Grab is a Singaporean app company founded In 2012 by Anthony Tran and Tan Hooi Ling . Currently Tran serves as CEO . Grab offers a wide variety of products through its app such as taxi services, delivery of restaurant meals, and groceries as well as purchasing tickets and booking hotels .
The e-commerce app industry has seen rapid growth. While certain aspects such as ride-sharing have declined due to the pandemic, other areas such as delivery of groceries and meals has seen rapid growth. Market research from Google, Temasek , and Bain & Co. indicates that in the largest economies in Southeast Asia (Grab’s geographical reach) 33% of current e-commerce customers started only after the pandemic . What is more striking is the retention level of these new customers. Over 90% of these new customers indicated that they intend to continue using e-commerce platforms even after the pandemic subsides.  The same research predicts the online commerce industry in the area to amount to $1.2T by 2025. Currently online transactions amount to $620B .
Firm Growth and Financing

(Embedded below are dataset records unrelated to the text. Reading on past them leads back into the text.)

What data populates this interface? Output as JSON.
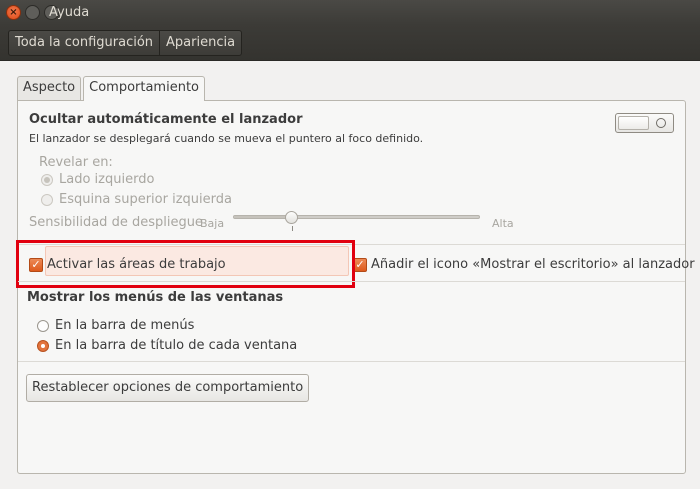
{
  "window": {
    "title": "Ayuda"
  },
  "toolbar": {
    "breadcrumb": [
      "Toda la configuración",
      "Apariencia"
    ]
  },
  "tabs": [
    {
      "label": "Aspecto",
      "active": false
    },
    {
      "label": "Comportamiento",
      "active": true
    }
  ],
  "autohide": {
    "title": "Ocultar automáticamente el lanzador",
    "description": "El lanzador se desplegará cuando se mueva el puntero al foco definido.",
    "enabled": false,
    "reveal_label": "Revelar en:",
    "reveal_options": [
      "Lado izquierdo",
      "Esquina superior izquierda"
    ],
    "reveal_selected": "Lado izquierdo",
    "sensitivity_label": "Sensibilidad de despliegue",
    "sensitivity_low": "Baja",
    "sensitivity_high": "Alta",
    "sensitivity_level": 0.24
  },
  "workspaces": {
    "label": "Activar las áreas de trabajo",
    "checked": true
  },
  "desktop_icon": {
    "label": "Añadir el icono «Mostrar el escritorio» al lanzador",
    "checked": true
  },
  "menus": {
    "title": "Mostrar los menús de las ventanas",
    "options": [
      "En la barra de menús",
      "En la barra de título de cada ventana"
    ],
    "selected": "En la barra de título de cada ventana"
  },
  "reset_button": "Restablecer opciones de comportamiento",
  "colors": {
    "accent": "#e2733d",
    "highlight_border": "#e1000f",
    "titlebar": "#3c3b37"
  }
}
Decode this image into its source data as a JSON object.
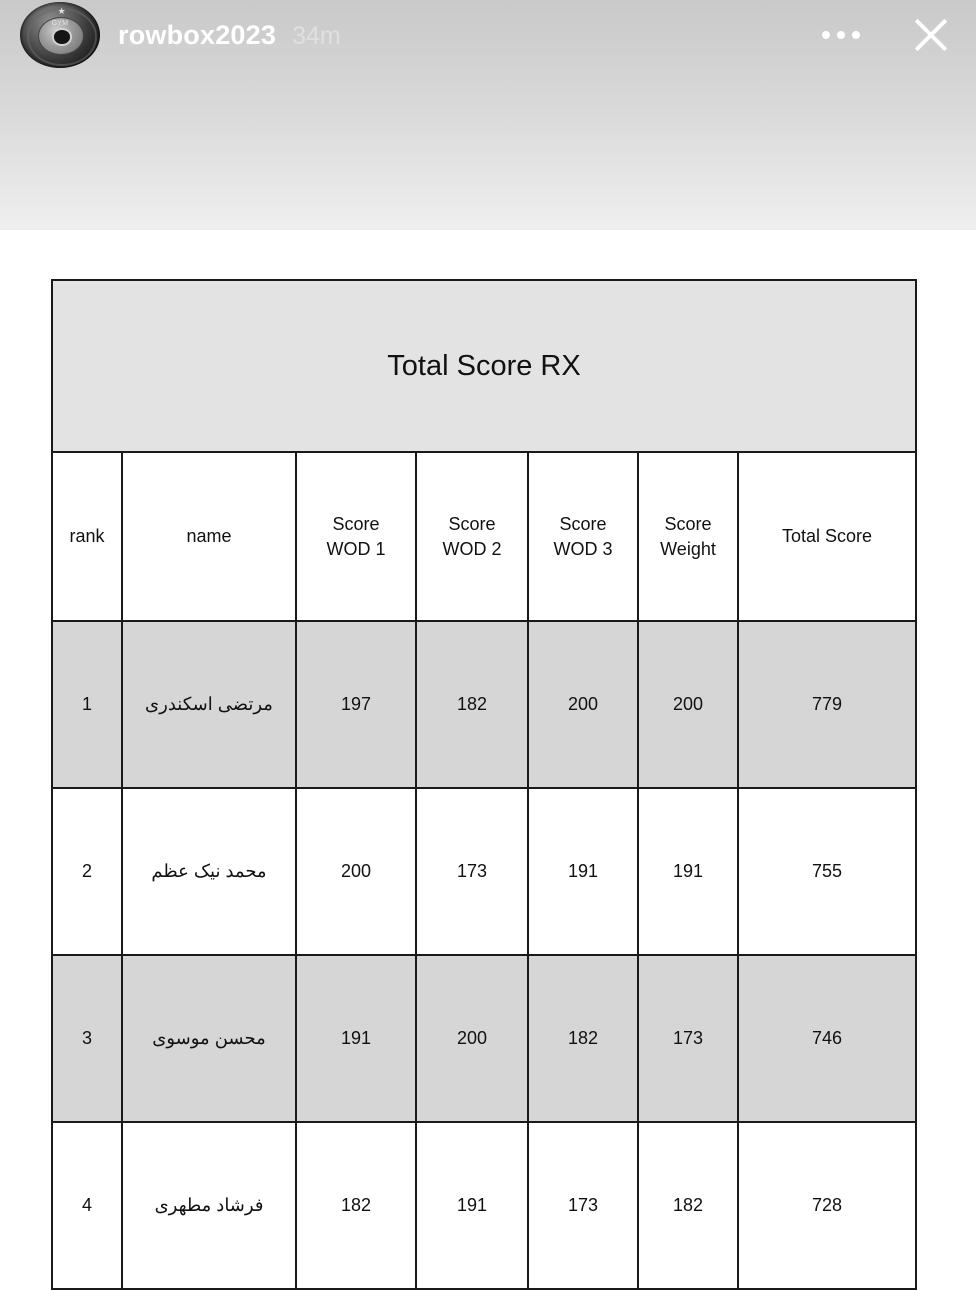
{
  "story": {
    "username": "rowbox2023",
    "timestamp": "34m",
    "avatar_label": "GYM",
    "avatar_icon": "weight-plate-logo",
    "more_icon": "more-options-icon",
    "close_icon": "close-icon"
  },
  "table": {
    "title": "Total Score RX",
    "headers": {
      "rank": "rank",
      "name": "name",
      "wod1_line1": "Score",
      "wod1_line2": "WOD 1",
      "wod2_line1": "Score",
      "wod2_line2": "WOD 2",
      "wod3_line1": "Score",
      "wod3_line2": "WOD 3",
      "weight_line1": "Score",
      "weight_line2": "Weight",
      "total": "Total Score"
    },
    "rows": [
      {
        "rank": "1",
        "name": "مرتضی اسکندری",
        "wod1": "197",
        "wod2": "182",
        "wod3": "200",
        "weight": "200",
        "total": "779"
      },
      {
        "rank": "2",
        "name": "محمد نیک عظم",
        "wod1": "200",
        "wod2": "173",
        "wod3": "191",
        "weight": "191",
        "total": "755"
      },
      {
        "rank": "3",
        "name": "محسن موسوی",
        "wod1": "191",
        "wod2": "200",
        "wod3": "182",
        "weight": "173",
        "total": "746"
      },
      {
        "rank": "4",
        "name": "فرشاد مطهری",
        "wod1": "182",
        "wod2": "191",
        "wod3": "173",
        "weight": "182",
        "total": "728"
      }
    ]
  },
  "colors": {
    "title_fill": "#e3e3e3",
    "row_shaded": "#d6d6d6",
    "row_plain": "#ffffff",
    "border": "#1a1a1a",
    "header_overlay_text": "#ffffff"
  }
}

One advantage Grab has is that certain arms of the business have continued to perform well during the pandemic. One arm of Grab that has done so is Grab Financial. Grab Financial was founded in 2017 and offers online financial services such as banking and wealth management. . Grab Financial’s revenue grew 40% in 2020. Despite this growth, Grab Financial is still not a profitable venture yet. However, investors feel confident in the future of Grab Financial. Grab Financial just had a capital raise of $300M valuing the arm of Grab at $3B. . Hanwha Asset Management was the lead investor on this most recent round of financing. Venture capital firms GGV and Flourish Ventures also participated. .With regards to Grab itself the company has undergone 31 rounds of financing and has raised $10.1B . As of Jun 2020, Grab was valued at $14.9B . Observe that the valuation is only 1.5X the cap raise, something a potential investor should note and look into.
Competition and Regulation
While Grab faces competitors such as Didi Chuxing, Gett, and iCarsClub , Grab is a very solid force in the Singaporean market (and associated areas). As a result Grab has faced attention from regulators looking to prevent monopolistic control. In 2018 Uber and Grab engaged in a merger that soon was picked up by regulators. In September 2018, the Competition and Consumer Commission of Singapore ruled that the Uber-Grab deal had too much market as is (the unregulated merger gave Grab an 80% market share in Singapore), and thus the Commission put in place a series of restrictions and regulations to reduce Grab’s market share. . Grab also paid a $6.4M fine for the merger. Uber appealed the decision by the commission in late 2020. Uber lost the appeal just a few days ago and as a result will have to pay an additional $6.58M penalty, the costs that the CCCS incurred to process and review the appeal. .
Potential Merger or Acquisition
This however has not hindered Grab from pursuing other merges and acquisitions. As of December 2020, Grab has announced potential plans to merge or acquire Gojek. Gojek has a similar business model to Grab of ride-sharing and grocery deliveries via an app. Gojek’s main current market is Indonesia. Additionally, Gojek is currently valued at $10B . It remains to be seen how regulators will respond to the potential deal and what will be the impact of the deal.
With a potential merger or acquisition soon to come and growth due to COVID, Grab is an interesting company to watch. Additionally, as part of the Grab-Uber agreement Grab must have an IPO by March 2023 or pay Uber $2.26B in fines . It will be interesting to see how all these
developments play out in the next few years.
Articles for Further Reading (and in part used to create this post)